**Exercise inputs**
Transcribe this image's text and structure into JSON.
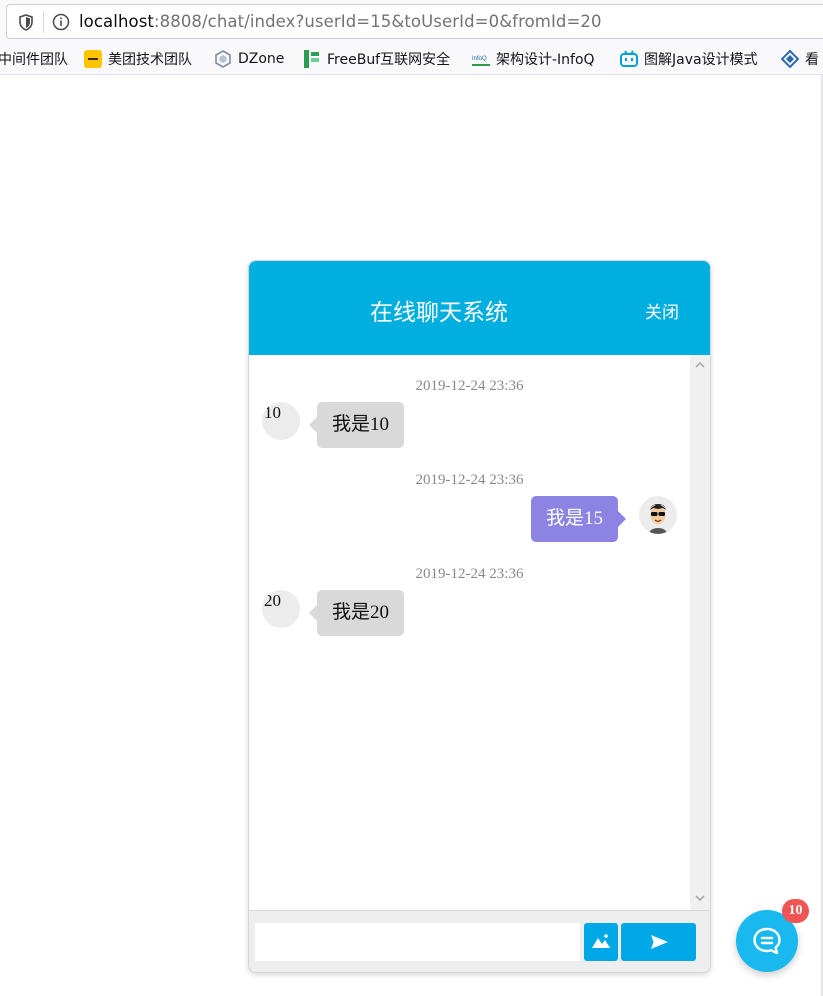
{
  "browser": {
    "url_host": "localhost",
    "url_rest": ":8808/chat/index?userId=15&toUserId=0&fromId=20",
    "bookmarks": [
      {
        "label": "中间件团队",
        "icon": "none"
      },
      {
        "label": "美团技术团队",
        "icon": "meituan-icon"
      },
      {
        "label": "DZone",
        "icon": "dzone-icon"
      },
      {
        "label": "FreeBuf互联网安全",
        "icon": "freebuf-icon"
      },
      {
        "label": "架构设计-InfoQ",
        "icon": "infoq-icon"
      },
      {
        "label": "图解Java设计模式",
        "icon": "bilibili-icon"
      },
      {
        "label": "看",
        "icon": "diamond-icon"
      }
    ]
  },
  "chat": {
    "title": "在线聊天系统",
    "close_label": "关闭",
    "messages": [
      {
        "time": "2019-12-24 23:36",
        "side": "left",
        "avatar_text": "10",
        "text": "我是10"
      },
      {
        "time": "2019-12-24 23:36",
        "side": "right",
        "avatar_icon": "user-sunglasses-avatar-icon",
        "text": "我是15"
      },
      {
        "time": "2019-12-24 23:36",
        "side": "left",
        "avatar_text": "20",
        "text": "我是20"
      }
    ],
    "input": {
      "value": "",
      "placeholder": ""
    },
    "image_button_icon": "image-icon",
    "send_button_icon": "send-icon"
  },
  "fab": {
    "icon": "chat-bubble-icon",
    "badge_count": "10"
  },
  "colors": {
    "header": "#00aee0",
    "own_bubble": "#8d83e3",
    "other_bubble": "#d9d9d9",
    "buttons": "#00a8e8",
    "badge": "#f05454"
  }
}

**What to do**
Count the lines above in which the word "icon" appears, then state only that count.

**Response below**
11